form on
Blueprints from the Cellar, the same goes for “Rewind"
(which is dreadful) and "Diamond Mine". “Marathon Man" is a
longer and better sounding version than the one on Blueprints. "Three
Little Words From A Fool" is totally unfamiliar and is unusual in the
Calvert canon in apparently being a love song. Finally, "White
Dynasty" is another unfamiliar song, apparently a critique on his birth
country of South Africa. For Calvert completists the last two songs
and to a lesser extent the other demos make this a necessary purchase
- but buy the other version first!
More Nik Turner Guest Appearances
Nik Turner, meanwhile, continues
to crop up on all kinds of albums.
Babylon Whores' "King
" is bog standard death metal,
ranging from the devil-fixated
"Errata Stigmata" to the rather
more palatable "Sol Niger". Nik
plays flute on "To Behold The
Suns Below" and on the title track

but could not be said to have
imposed his character on the
music here.
Another fleeting NT appearance, again on flute, is on the progressive/pastoral/new age album "Muzak" by
the Portuguese group
Saturnia, which is pleasantly inoffensive, not unlike the Floyd at their most

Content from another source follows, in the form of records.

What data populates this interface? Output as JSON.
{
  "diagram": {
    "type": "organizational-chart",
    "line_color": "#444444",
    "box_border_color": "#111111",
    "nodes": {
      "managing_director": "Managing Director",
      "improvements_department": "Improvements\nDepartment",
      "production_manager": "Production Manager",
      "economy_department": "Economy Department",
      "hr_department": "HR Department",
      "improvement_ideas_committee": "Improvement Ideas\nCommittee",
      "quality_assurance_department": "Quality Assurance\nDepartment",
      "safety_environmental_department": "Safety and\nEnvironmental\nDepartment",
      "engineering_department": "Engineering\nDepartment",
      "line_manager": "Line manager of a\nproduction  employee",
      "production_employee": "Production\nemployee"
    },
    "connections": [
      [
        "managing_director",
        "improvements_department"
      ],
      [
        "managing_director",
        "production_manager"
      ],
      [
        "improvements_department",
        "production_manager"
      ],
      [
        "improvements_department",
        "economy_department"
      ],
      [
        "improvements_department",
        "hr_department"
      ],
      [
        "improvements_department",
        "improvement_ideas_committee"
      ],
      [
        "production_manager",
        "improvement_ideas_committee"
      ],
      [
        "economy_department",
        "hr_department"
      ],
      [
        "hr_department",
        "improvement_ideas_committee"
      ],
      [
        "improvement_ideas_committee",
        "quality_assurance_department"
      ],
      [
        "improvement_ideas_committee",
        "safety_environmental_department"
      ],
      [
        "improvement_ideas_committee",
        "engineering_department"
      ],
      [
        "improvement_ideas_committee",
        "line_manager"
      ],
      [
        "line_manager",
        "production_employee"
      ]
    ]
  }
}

pastoral. Nik guests on "Organza". Both albums are far too monotonous and a mix of both is probably
needed to avoid falling asleep.